Interview with David Burkus: The Myths of Creativity
I interviewed David Burkus who is the author of his latest best-selling book The Myths of Creativity: The Truth About How Innovative Companies and People Generate Great Ideas. David is Assistant Professor of Management at the College of Business at Oral Roberts University, where he teaches courses on leadership, creativity, strategy, and organizational behavior. He is the founder and host LDRLB, a podcast tank that shares insights from research on leadership, innovation, and strategy.
Paul: How do you differentiate between creativity and innovation?
David: Creativity is the starting point for innovation. Innovation is creativity applied and scaled. We need creative ideas to find the concepts that will develop into innovations.
Paul: Why is creativity a core competency for businesses to thrive?
David: Organizations, and people, have always faced problems. Creativity is what helps us solve those problems and arrive at new opportunities. There are businesses out there that compete by lowering the cost of an existing product or service, but the most sustainable companies use creativity to find ways to create lasting, sustainable value and hence gain competitive advantage.
Paul: What was the most surprising myth you found?
David: The brainstorming myth. Brainstorming gets a bad name. Lots of people have done what they thought was brainstorming and then criticized it for not working. Others have brainstormed properly and ended up with a list of great ideas but no way to take action. The truth is that brainstorming is a great start for getting ideas, but you can’t stop there. You need time to test some ideas, learn, and let the idea evolve before it’s really ready for the world.
Paul: What is the greatest myth that debilitates an organization’s creative potential?
David: There’s a faulty notion that when we see great ideas, we immediately recognize their true potential. I call it the Mousetrap Myth, from the saying “If you build a better mousetrap, the world will beat a path to your door.” The truth is that companies reject the great ideas of their people all the time. Xerox employees created the first personal computer, but management never thought it was worth really developing. Kodak employees invented the first digital camera, but senior executives didn’t see its value. Most people believe the myth that they can spot great ideas, but suffer from a hidden bias against them. As a result most companies don’t suffer from an idea generation issue; they suffer from an idea recognition issue.
Paul: What can leaders do to tap into the creative potential of their employees?
David: I think leaders most effective influence on their people’s creativity is in how they shape the social environment. We need a lot of things inside ourselves to work out to tap into our creativity, but most of all we need a social environment that supports us expressing ourselves. Do leaders encourage risk taking or punish failure? Do they promote knowledge sharing or prevent their people from interacting outside their domain? Do they give their people enough autonomy to pursue projects that might not work out in the end, but that everyone can learn from?
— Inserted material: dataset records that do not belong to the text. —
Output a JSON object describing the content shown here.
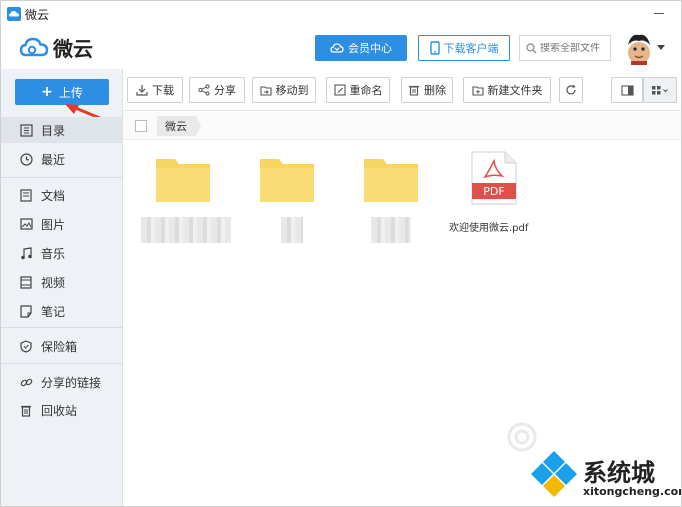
{
  "window": {
    "title": "微云"
  },
  "header": {
    "logo_text": "微云",
    "vip_label": "会员中心",
    "client_label": "下载客户端",
    "search_placeholder": "搜索全部文件"
  },
  "sidebar": {
    "upload_label": "上传",
    "groups": [
      [
        {
          "label": "目录",
          "icon": "catalog-icon"
        },
        {
          "label": "最近",
          "icon": "clock-icon"
        }
      ],
      [
        {
          "label": "文档",
          "icon": "doc-icon"
        },
        {
          "label": "图片",
          "icon": "image-icon"
        },
        {
          "label": "音乐",
          "icon": "music-icon"
        },
        {
          "label": "视频",
          "icon": "video-icon"
        },
        {
          "label": "笔记",
          "icon": "note-icon"
        }
      ],
      [
        {
          "label": "保险箱",
          "icon": "shield-icon"
        }
      ],
      [
        {
          "label": "分享的链接",
          "icon": "link-icon"
        },
        {
          "label": "回收站",
          "icon": "trash-icon"
        }
      ]
    ]
  },
  "toolbar": {
    "buttons": [
      {
        "label": "下载",
        "icon": "download-icon"
      },
      {
        "label": "分享",
        "icon": "share-icon"
      },
      {
        "label": "移动到",
        "icon": "move-icon"
      },
      {
        "label": "重命名",
        "icon": "rename-icon"
      },
      {
        "label": "删除",
        "icon": "delete-icon"
      },
      {
        "label": "新建文件夹",
        "icon": "new-folder-icon"
      }
    ],
    "refresh_icon": "refresh-icon",
    "view_icons": [
      "list-view-icon",
      "grid-view-icon"
    ]
  },
  "breadcrumb": {
    "root": "微云"
  },
  "files": [
    {
      "type": "folder"
    },
    {
      "type": "folder"
    },
    {
      "type": "folder"
    },
    {
      "type": "pdf",
      "name": "欢迎使用微云.pdf",
      "badge": "PDF"
    }
  ],
  "watermark": {
    "brand": "系统城",
    "url": "xitongcheng.com"
  },
  "colors": {
    "accent": "#2d8fe3",
    "folder": "#f7d560",
    "pdf_red": "#e0504a"
  }
}
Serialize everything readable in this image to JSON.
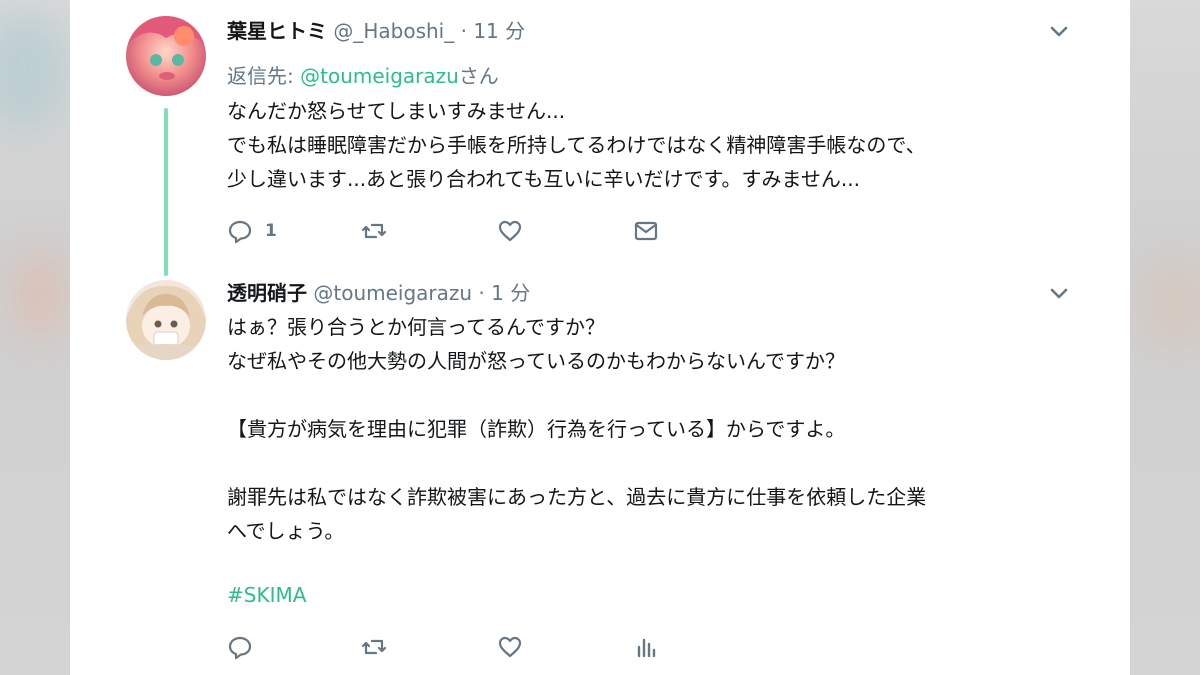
{
  "tweets": [
    {
      "display_name": "葉星ヒトミ",
      "handle": "@_Haboshi_",
      "separator": "·",
      "time": "11 分",
      "reply_label": "返信先: ",
      "reply_mention": "@toumeigarazu",
      "reply_suffix": "さん",
      "text": "なんだか怒らせてしまいすみません...\nでも私は睡眠障害だから手帳を所持してるわけではなく精神障害手帳なので、\n少し違います...あと張り合われても互いに辛いだけです。すみません...",
      "reply_count": "1",
      "icons": [
        "reply-icon",
        "retweet-icon",
        "like-icon",
        "message-icon"
      ]
    },
    {
      "display_name": "透明硝子",
      "handle": "@toumeigarazu",
      "separator": "·",
      "time": "1 分",
      "text": "はぁ？張り合うとか何言ってるんですか？\nなぜ私やその他大勢の人間が怒っているのかもわからないんですか？\n\n【貴方が病気を理由に犯罪（詐欺）行為を行っている】からですよ。\n\n謝罪先は私ではなく詐欺被害にあった方と、過去に貴方に仕事を依頼した企業\nへでしょう。",
      "hashtag": "#SKIMA",
      "icons": [
        "reply-icon",
        "retweet-icon",
        "like-icon",
        "analytics-icon"
      ]
    }
  ],
  "colors": {
    "accent_green": "#2bbf86",
    "thread_line": "#7ee0b4",
    "muted_text": "#657786",
    "primary_text": "#14171a"
  }
}
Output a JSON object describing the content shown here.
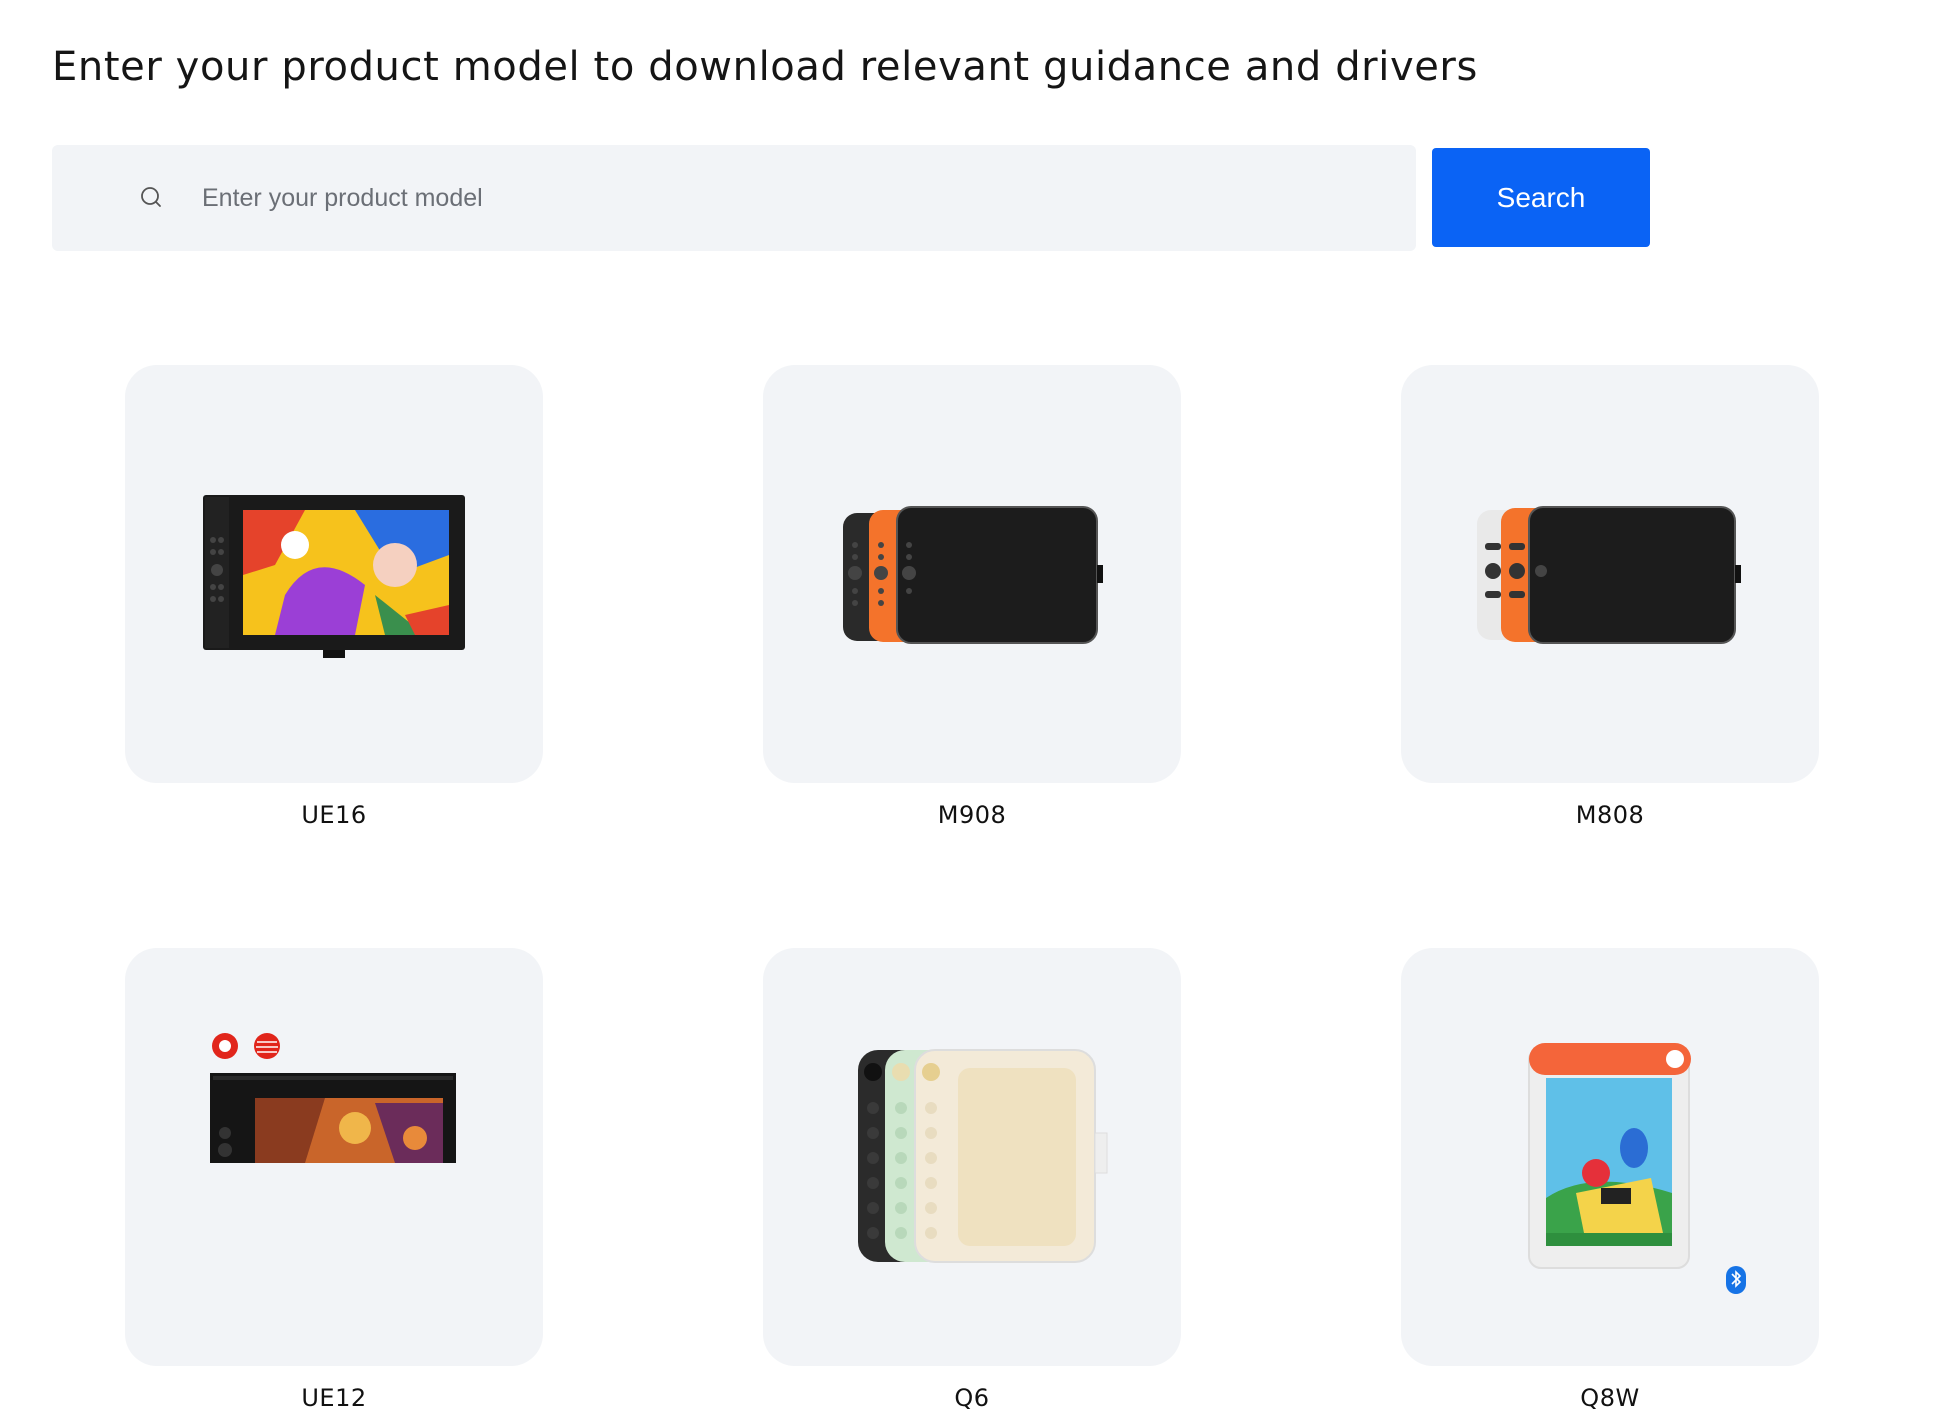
{
  "heading": "Enter your product model to download relevant guidance and drivers",
  "search": {
    "placeholder": "Enter your product model",
    "value": "",
    "button_label": "Search",
    "icon": "search-icon"
  },
  "products": [
    {
      "model": "UE16",
      "image": "pen-display-colorful-art"
    },
    {
      "model": "M908",
      "image": "drawing-tablet-stack-orange"
    },
    {
      "model": "M808",
      "image": "drawing-tablet-stack-white-orange"
    },
    {
      "model": "UE12",
      "image": "pen-display-award-badges"
    },
    {
      "model": "Q6",
      "image": "tablet-stack-pastel"
    },
    {
      "model": "Q8W",
      "image": "tablet-orange-top-bluetooth"
    }
  ],
  "colors": {
    "accent": "#0a63f5",
    "tile_bg": "#f2f4f7",
    "orange": "#f4732b"
  }
}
All of these are questions leaders have to ask in order to diagnose the social environment and make the cultural changes needed to enhance creative potential. Most people already have the skills they need to be creative, they just need to be in an environment that helps them express their creativity.
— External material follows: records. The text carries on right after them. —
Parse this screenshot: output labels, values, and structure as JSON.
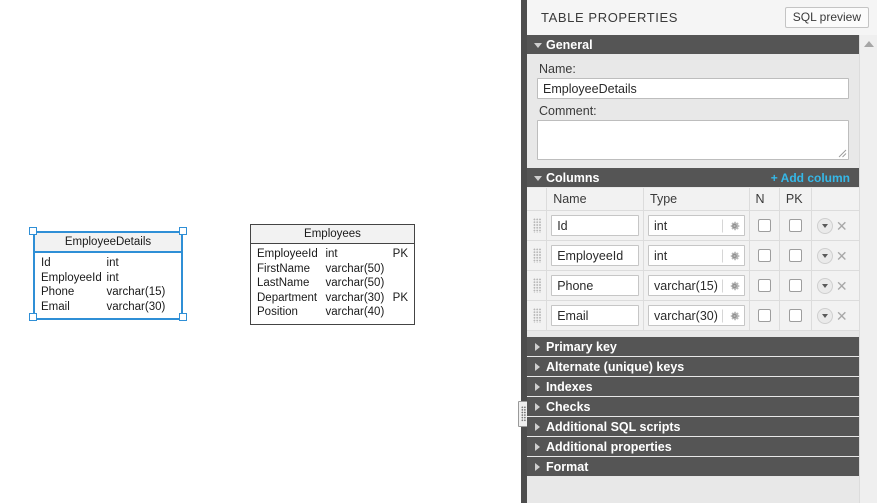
{
  "canvas": {
    "tables": [
      {
        "name": "EmployeeDetails",
        "selected": true,
        "columns": [
          {
            "name": "Id",
            "type": "int",
            "key": ""
          },
          {
            "name": "EmployeeId",
            "type": "int",
            "key": ""
          },
          {
            "name": "Phone",
            "type": "varchar(15)",
            "key": ""
          },
          {
            "name": "Email",
            "type": "varchar(30)",
            "key": ""
          }
        ]
      },
      {
        "name": "Employees",
        "selected": false,
        "columns": [
          {
            "name": "EmployeeId",
            "type": "int",
            "key": "PK"
          },
          {
            "name": "FirstName",
            "type": "varchar(50)",
            "key": ""
          },
          {
            "name": "LastName",
            "type": "varchar(50)",
            "key": ""
          },
          {
            "name": "Department",
            "type": "varchar(30)",
            "key": "PK"
          },
          {
            "name": "Position",
            "type": "varchar(40)",
            "key": ""
          }
        ]
      }
    ]
  },
  "panel": {
    "title": "TABLE PROPERTIES",
    "sql_preview_label": "SQL preview",
    "accent_link_color": "#35b8e8",
    "section_header_bg": "#555555",
    "sections": {
      "general": {
        "label": "General",
        "expanded": true,
        "name_label": "Name:",
        "name_value": "EmployeeDetails",
        "name_placeholder": "",
        "comment_label": "Comment:",
        "comment_value": "",
        "comment_placeholder": ""
      },
      "columns": {
        "label": "Columns",
        "expanded": true,
        "add_column_label": "+ Add column",
        "headers": {
          "name": "Name",
          "type": "Type",
          "n": "N",
          "pk": "PK",
          "actions": ""
        },
        "rows": [
          {
            "name": "Id",
            "type": "int",
            "n": false,
            "pk": false
          },
          {
            "name": "EmployeeId",
            "type": "int",
            "n": false,
            "pk": false
          },
          {
            "name": "Phone",
            "type": "varchar(15)",
            "n": false,
            "pk": false
          },
          {
            "name": "Email",
            "type": "varchar(30)",
            "n": false,
            "pk": false
          }
        ]
      },
      "collapsed": [
        {
          "label": "Primary key"
        },
        {
          "label": "Alternate (unique) keys"
        },
        {
          "label": "Indexes"
        },
        {
          "label": "Checks"
        },
        {
          "label": "Additional SQL scripts"
        },
        {
          "label": "Additional properties"
        },
        {
          "label": "Format"
        }
      ]
    }
  }
}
Check out the following 9-minute TED Talk where David shares his insights on “Why Great Ideas Get Rejected.”
If you’ve liked this interview, you may want to check out previous interviews which includes Brad Lomenick|CEO of Catalyst, Lusi Chien| CEO of 4Soils, Ryan Avery| World Champion of Public Speaking, Celina Lee| Best-selling Author, “Live Your Dream” etc
Question: How are you cultivating creativity to further your purpose/mission/vision in life?
David Burkus is the author of The Myths of Creativity: The Truth About How Innovative Companies and People Generate Great Ideas. David is Assistant Professor of Management at the College of Business at Oral Roberts University, where he teaches courses on leadership, creativity, strategy, and organizational behavior. He is the founder and host LDRLB, a podcast tank that shares insights from research on leadership, innovation, and strategy. His work as been featured in Forbes, Fast Company, PsychologyToday, Inc, Bloomberg BusinessWeek, the Financial Times and the Harvard Business Review.